My partner called me a “bad influence” the other night. Why? While I was in the middle of cooking dinner (by placing the food in the cooking thing until it is cooked), he stated that at that very moment he really wanted to eat the glazed raisin roll sitting on the counter, but it would ruin his appetite for dinner.
That kind of truth is one we often pick up from our parents when we’re children. It’s parental propaganda which continues to sell itself to us as adults.
I told my partner that he should eat the glazed raisin roll if he wanted to eat it. Food is more tasty when you’re craving it, and besides we were going to eat it as dessert… why not eat it first instead of last and later.
That’s why he called me a “bad influence”. I think I was a good, sweet, gooey and tasty influence.
He ate the roll, and his appetite was perfectly fine when dinner was served.
Truth tested and found to be nonsense. Version of reality updated… for that moment anyway.
“And if we were to collect these small moments in a notebook and save them over a period of months we would see certain trends emerge from our collection — certain voices would emerge that have been trying to speak through us. We would realize that we have been having another life altogether; one we didn’t even know was going on inside us. And maybe this other life is more important than the one we think of as being real — this clunky day-to-day world of furniture and noise and metal. So just maybe it is these small silent moments which are the true story-making events of our lives.”

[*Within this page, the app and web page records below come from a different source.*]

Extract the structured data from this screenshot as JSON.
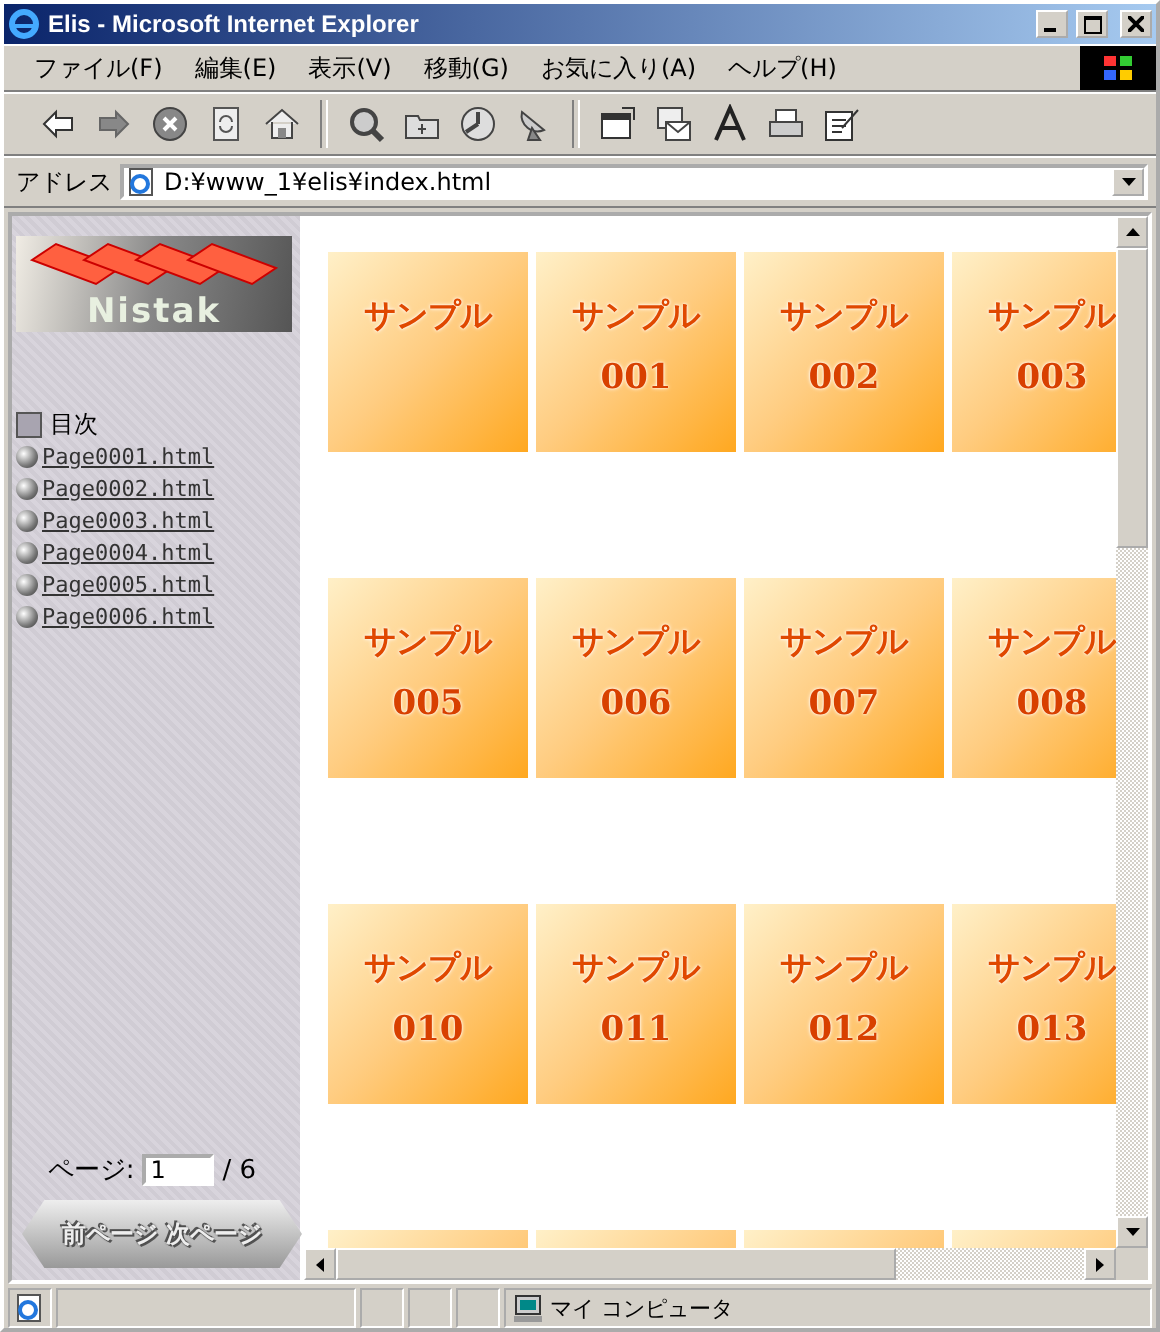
{
  "window": {
    "title": "Elis - Microsoft Internet Explorer"
  },
  "menu": [
    "ファイル(F)",
    "編集(E)",
    "表示(V)",
    "移動(G)",
    "お気に入り(A)",
    "ヘルプ(H)"
  ],
  "address": {
    "label": "アドレス",
    "value": "D:¥www_1¥elis¥index.html"
  },
  "sidebar": {
    "logo": "Nistak",
    "toc_title": "目次",
    "links": [
      "Page0001.html",
      "Page0002.html",
      "Page0003.html",
      "Page0004.html",
      "Page0005.html",
      "Page0006.html"
    ],
    "pager": {
      "label": "ページ:",
      "value": "1",
      "total": "/ 6",
      "prev": "前ページ",
      "next": "次ページ"
    }
  },
  "tiles": [
    {
      "kind": "sample",
      "title": "サンプル"
    },
    {
      "kind": "sample",
      "title": "サンプル",
      "number": "001"
    },
    {
      "kind": "sample",
      "title": "サンプル",
      "number": "002"
    },
    {
      "kind": "sample",
      "title": "サンプル",
      "number": "003"
    },
    {
      "kind": "sample",
      "title": "サンプル",
      "number": "005"
    },
    {
      "kind": "sample",
      "title": "サンプル",
      "number": "006"
    },
    {
      "kind": "sample",
      "title": "サンプル",
      "number": "007"
    },
    {
      "kind": "sample",
      "title": "サンプル",
      "number": "008"
    },
    {
      "kind": "sample",
      "title": "サンプル",
      "number": "010"
    },
    {
      "kind": "sample",
      "title": "サンプル",
      "number": "011"
    },
    {
      "kind": "sample",
      "title": "サンプル",
      "number": "012"
    },
    {
      "kind": "sample",
      "title": "サンプル",
      "number": "013"
    },
    {
      "kind": "blank"
    },
    {
      "kind": "blank"
    },
    {
      "kind": "blank"
    },
    {
      "kind": "blank"
    }
  ],
  "status_bar": {
    "zone": "マイ コンピュータ"
  }
}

― Douglas Coupland, Life After God
Time to pass this challenge on to:
Please note, if you don’t want to participate it is totally fine.
If you’d like to do the challenge keep in mind that I did things my own way as usual, and a lot of bloggers simply share their chosen quotes without rambling like I did.
Have fun with it!
Over to you.